Windows 10 passed a pair of milestones over the last two weekends, breaking the 10% usage share bar 10 days ago, then the 11% mark on Sunday, according to measurements by Irish analytics firm StatCounter.
More importantly to Microsoft's plans for the new OS, Windows 10's growth has kicked back into a higher gear, pushing week-over-week gains to a level not seen since late August.
By Monday, 90 days after Windows 10's July 29 debut, the operating system's usage share -- an indication of online activity because it's based on website page views -- had topped 10% on two occasions and edged above 11% once.
Those spikes all came on weekends, when Windows 10 has been used the most, a trend common to any new edition of Windows. First adopters are almost exclusively consumers, with usage spiking on Saturdays and Sundays when they're free to use their home PCs rather than being locked into an older OS on a corporate machine.
Peaks notwithstanding, StatCounter's data also showed a trend more critical to Windows 10's long-term success: A second "wave" of usage growth.
Computerworld has charted the average week-over-week increases in usage share for Windows 10 since its debut, calculating the results using seven-day rolling averages to eliminate daily fluctuations. A month ago, that showed a two-week growth wave which, after hitting a trough on Sept. 20, crested on Sept. 26 before slowly falling to the next low point on Oct. 3.
A second and more sustained wave of week-over-week gains began on Oct. 11, peaked on Oct. 22-23, and doesn't appear to have bottomed yet.
In the latest wave, the largest week-over-week gains -- more than half a percentage point -- were Windows 10's biggest since around a month after its launch, when it was being snapped up by consumers.
Charting usage share for Windows 10 is one thing, but explaining it is quite another: Outside Microsoft's HQ, reasons for the increases are only guesswork.
It may have simply been a more active stretch for Windows 10 users -- more online activity, in other words -- or due to consumers swapping out older PCs for new systems that came equipped with Windows 10. Or it may have signaled that Microsoft continues to pull the upgrade trigger on more machines running Windows 7 or Windows 8.1.

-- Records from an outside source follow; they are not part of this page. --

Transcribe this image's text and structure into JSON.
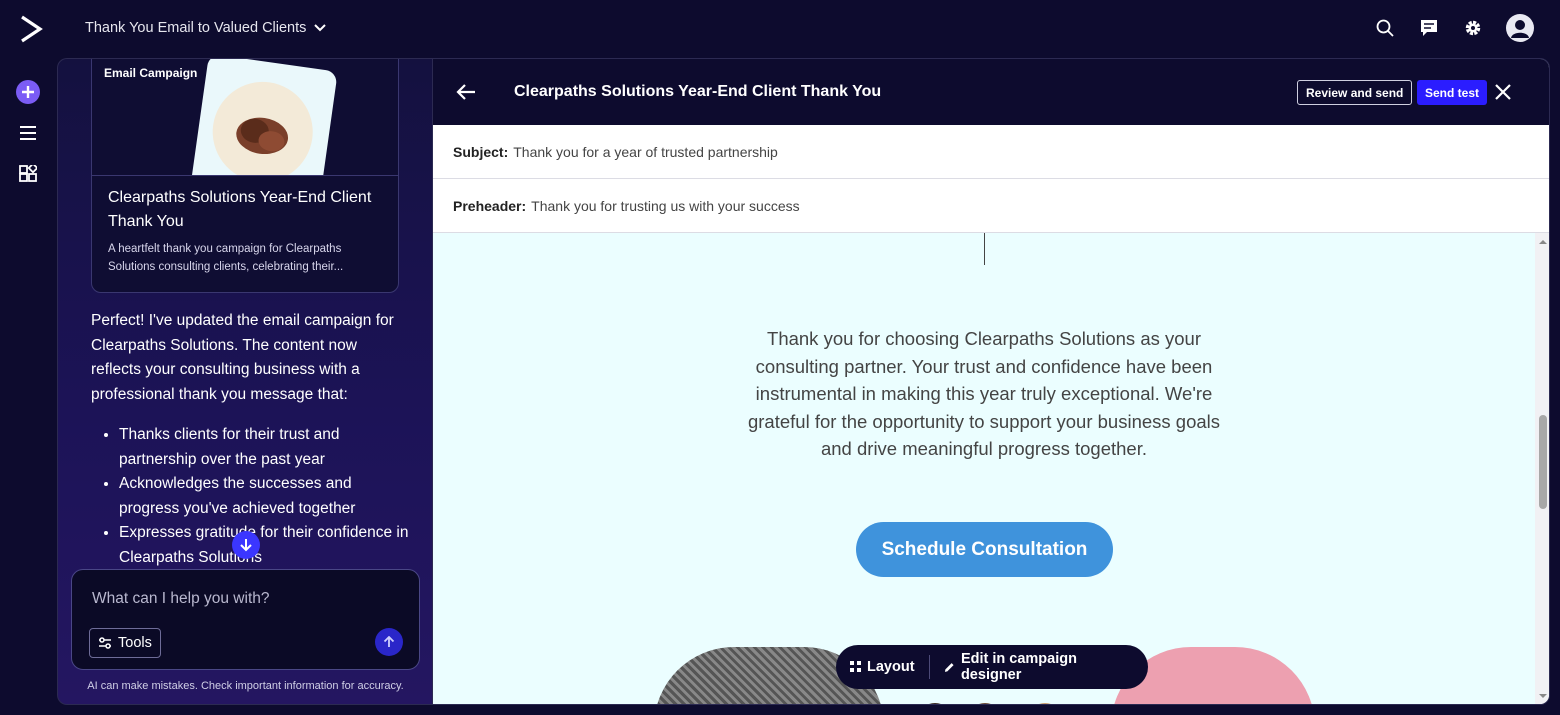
{
  "topbar": {
    "doc_title": "Thank You Email to Valued Clients",
    "icons": [
      "search-icon",
      "chat-icon",
      "gear-icon",
      "avatar"
    ]
  },
  "rail": {
    "items": [
      "plus-icon",
      "menu-icon",
      "apps-icon"
    ]
  },
  "chat": {
    "card": {
      "label": "Email Campaign",
      "title": "Clearpaths Solutions Year-End Client Thank You",
      "description": "A heartfelt thank you campaign for Clearpaths Solutions consulting clients, celebrating their..."
    },
    "message": {
      "intro": "Perfect! I've updated the email campaign for Clearpaths Solutions. The content now reflects your consulting business with a professional thank you message that:",
      "bullets": [
        "Thanks clients for their trust and partnership over the past year",
        "Acknowledges the successes and progress you've achieved together",
        "Expresses gratitude for their confidence in Clearpaths Solutions"
      ]
    },
    "composer": {
      "placeholder": "What can I help you with?",
      "tools_label": "Tools"
    },
    "disclaimer": "AI can make mistakes. Check important information for accuracy."
  },
  "editor": {
    "title": "Clearpaths Solutions Year-End Client Thank You",
    "review_label": "Review and send",
    "send_test_label": "Send test",
    "subject_label": "Subject:",
    "subject_value": "Thank you for a year of trusted partnership",
    "preheader_label": "Preheader:",
    "preheader_value": "Thank you for trusting us with your success",
    "body_text": "Thank you for choosing Clearpaths Solutions as your consulting partner. Your trust and confidence have been instrumental in making this year truly exceptional. We're grateful for the opportunity to support your business goals and drive meaningful progress together.",
    "cta_label": "Schedule Consultation",
    "floatbar": {
      "layout_label": "Layout",
      "edit_label": "Edit in campaign designer"
    }
  },
  "colors": {
    "app_bg": "#0d0b2e",
    "accent": "#2b1dff",
    "email_bg": "#ebfeff",
    "cta": "#3f93dc"
  }
}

Users of those operating systems have been allowed to "reserve" an upgrade since June. Microsoft then pre-loads the Windows 10 upgrade bits -- as much as 6GB worth -- to those devices, but staggers the notifications displayed on customers' computers to alleviate server overload.
The company has been silent on the mechanics of the rate at which it has upgraded customers' PCs, and mum on how long the process of pushing Windows 10 to those who asked for it will ultimately take.
Microsoft has been trying other tactics, however, to boost Windows 10 adoption among consumers with older devices, and the upsurge in usage may have been caused, if in part, by those maneuvers.
The most controversial of the alternate approaches has been to pre-load the upgrade bits on PCs whose owners have not requested Windows 10, then nag them into triggering the migration using Windows Update. In some cases, the company blocks users from installing security updates without first upgrading to Windows 10.
Earlier this month, Microsoft set Windows 10 upgrades to automatically download and begin installation on Windows 7 and 8.1 machines -- a process people could cancel if they paid attention -- but then backed away from the practice when it became public, saying that it had been a mistake.
Other explanations for the upsurge in usage may include the partnerships that Microsoft struck with several large Chinese companies this fall, including Baidu, the People's Republic of China's largest search engine, to promote Windows 10 and make upgrading PCs there simpler.
A counter on the Baidu website dedicated to Windows 10 upgrades -- which leads to a download of the "Windows 10 Express" application -- now stands at over 686,000. Three weeks ago that counter tallied about half as many downloads of the app, which checks the PC for upgrade eligibility, runs a system scan to ensure the machine is able to handle the new OS and then begins retrieving the upgrade.
Windows 10's usage share remains higher than Windows 7's at the same post-release point, and the gap, once closing rapidly because Windows 7 launched later on the calendar and accumulated impressive gains around the 2009 holidays, has recently widened. As of today, Windows 10 was ahead of Windows 7 by about 1.4 percentage points, or three to four weeks' worth of growth.